Clarification: This may seem like differentiation, but in actuality this is tracking within the classroom setting. Leveled texts don’t necessarily address the specific needs of students which are often unrelated to reading ability. All students deserve access to challenging and interesting material. Differentiation comes into play with how students interact with the text.
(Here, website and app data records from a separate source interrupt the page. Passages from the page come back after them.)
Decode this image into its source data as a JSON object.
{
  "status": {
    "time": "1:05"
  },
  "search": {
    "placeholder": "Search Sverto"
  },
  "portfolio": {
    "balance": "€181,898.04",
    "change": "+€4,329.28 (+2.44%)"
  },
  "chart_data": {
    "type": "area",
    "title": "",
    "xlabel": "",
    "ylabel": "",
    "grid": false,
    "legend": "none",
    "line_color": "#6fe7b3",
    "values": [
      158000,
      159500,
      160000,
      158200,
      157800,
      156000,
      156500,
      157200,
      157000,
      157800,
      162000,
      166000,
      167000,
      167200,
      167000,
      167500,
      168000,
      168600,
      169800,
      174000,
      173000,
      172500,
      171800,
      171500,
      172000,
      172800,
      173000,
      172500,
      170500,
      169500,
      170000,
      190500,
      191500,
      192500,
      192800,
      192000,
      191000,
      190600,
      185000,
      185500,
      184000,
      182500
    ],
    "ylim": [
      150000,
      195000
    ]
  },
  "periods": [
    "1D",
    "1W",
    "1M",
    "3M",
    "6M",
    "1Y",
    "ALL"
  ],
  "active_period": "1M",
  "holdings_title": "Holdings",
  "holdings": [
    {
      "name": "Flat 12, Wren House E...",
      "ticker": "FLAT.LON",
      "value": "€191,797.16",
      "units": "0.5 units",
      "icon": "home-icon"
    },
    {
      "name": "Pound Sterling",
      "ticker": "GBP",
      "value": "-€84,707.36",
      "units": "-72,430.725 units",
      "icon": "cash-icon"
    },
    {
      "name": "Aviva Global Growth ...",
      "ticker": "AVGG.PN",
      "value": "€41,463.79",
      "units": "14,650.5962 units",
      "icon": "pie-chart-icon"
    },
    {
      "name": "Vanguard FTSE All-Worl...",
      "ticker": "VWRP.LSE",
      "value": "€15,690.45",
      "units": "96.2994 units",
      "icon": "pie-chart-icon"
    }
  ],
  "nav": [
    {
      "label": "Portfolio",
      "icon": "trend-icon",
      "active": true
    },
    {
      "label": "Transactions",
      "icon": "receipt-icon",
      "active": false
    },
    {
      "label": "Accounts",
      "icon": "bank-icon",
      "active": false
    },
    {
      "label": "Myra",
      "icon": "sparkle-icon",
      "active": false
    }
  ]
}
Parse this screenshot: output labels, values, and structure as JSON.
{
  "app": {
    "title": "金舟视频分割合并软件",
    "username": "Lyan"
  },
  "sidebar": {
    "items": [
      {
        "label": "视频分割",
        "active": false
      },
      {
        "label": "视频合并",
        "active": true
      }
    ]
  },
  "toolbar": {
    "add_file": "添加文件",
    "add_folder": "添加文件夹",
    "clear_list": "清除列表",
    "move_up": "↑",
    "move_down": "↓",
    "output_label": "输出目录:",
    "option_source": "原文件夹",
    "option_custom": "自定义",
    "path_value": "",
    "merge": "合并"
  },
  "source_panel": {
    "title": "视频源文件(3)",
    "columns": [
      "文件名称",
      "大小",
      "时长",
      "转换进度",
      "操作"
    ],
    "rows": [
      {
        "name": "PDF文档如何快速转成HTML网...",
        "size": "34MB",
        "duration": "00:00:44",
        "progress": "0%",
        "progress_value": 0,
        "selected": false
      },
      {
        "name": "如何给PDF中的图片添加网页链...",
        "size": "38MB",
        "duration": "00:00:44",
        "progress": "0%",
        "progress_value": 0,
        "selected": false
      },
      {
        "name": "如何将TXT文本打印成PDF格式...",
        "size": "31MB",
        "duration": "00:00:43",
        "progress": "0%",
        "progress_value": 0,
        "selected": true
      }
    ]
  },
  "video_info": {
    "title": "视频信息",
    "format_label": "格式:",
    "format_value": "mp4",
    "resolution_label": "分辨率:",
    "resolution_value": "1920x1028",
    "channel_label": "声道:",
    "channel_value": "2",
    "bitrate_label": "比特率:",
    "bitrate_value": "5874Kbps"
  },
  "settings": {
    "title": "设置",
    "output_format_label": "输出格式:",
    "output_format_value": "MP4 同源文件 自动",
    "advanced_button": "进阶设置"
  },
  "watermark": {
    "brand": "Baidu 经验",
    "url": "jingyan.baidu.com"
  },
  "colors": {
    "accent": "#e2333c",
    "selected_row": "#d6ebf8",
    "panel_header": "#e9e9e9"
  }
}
Now, what? Differentiate the process (task) and product (how learning is demonstrated) for students. Consider the level at which students will engage with the text and how they can best show their understanding. The same text can be used by most students by compacting the curriculum for high-achievers and scaffolding for students who need more support. Refer to Webb’s Depth of Knowledge and Bloom’s Taxonomy in conjunction with student conferencing to co-evaluate student progress and co-design their learning process. Not only is conferencing a type of formative assessment, but it is an opportunity to model effective questioning, gain insight into students’ thought processes, and offer students ownership of their learning.

#3: “I can differentiate effectively using one data point.”

Clarification: Impossible. First of all, there is quantitative data (think numbers) and qualitative data (think observations). To differentiate most effectively a combination of data types should be used. Additionally, multiple formative assessment results need to be examined to allow for flexible pacing and grouping which are the hallmarks of differentiation.

Now, what? Think about the data you are currently using. Is this data giving you information about the whole child on a day-day basis? What does this information tell you? What other information do you need? Work to eliminate meaningless data points, offer a multitude of formative assessment types, and use academic data as well as affective data to get a clear picture of each student.

#4: “Differentiation is easy, just give the high students more and the low students less.”

Clarification: Differentiation is not more or less. Differentiation is challenging a student just enough so that it neither impedes learning if too hard or causes apathy if too easy or redundant. (Cash, Richard).

Now, what?  Think quality over quantity. It is quite possible that one high-level question is more challenging than twenty low-level questions. Plus, being asked to show mastery of a concept or skill twenty times builds frustration for high-achieving students because they don’t need the practice and similarly produces frustration for struggling students because they are practicing the skill incorrectly 20 times.

#5: “I don’t need to change anything about my instructional practices to effectively differentiate.”

Clarification: Frankly, the factory model of teaching is not appropriate for today’s learners. If at any point while reading this blog post you thought, “Well, I can’t do that because what would the rest of the students be doing…?” this misinterpretation may be subconsciously preventing you from truly differentiating for your students.

Now, what? Don’t beat yourself up; you are not alone. The first step in change is recognizing the issue. Take small steps and allow yourself time to learn and practice. If your district employs instructional coaches, partner a coach in an authentic coaching cycle.  If your school district does not have instructional coaches, partner with a colleague. Engage in a book study and try something together. Lastly, I encourage everyone to build a global PLN (professional learning network) by connecting with other educators on social media.

As you begin the school year, try to reconcile these misconceptions by attempting to implement one of the clarifications. Be patient and if a piece isn’t fitting, reflect and try another piece. Differentiation may never be easy, but it will always be worth the effort.

Questions about this post? Connect with Lisa on Twitter @lisa_westman.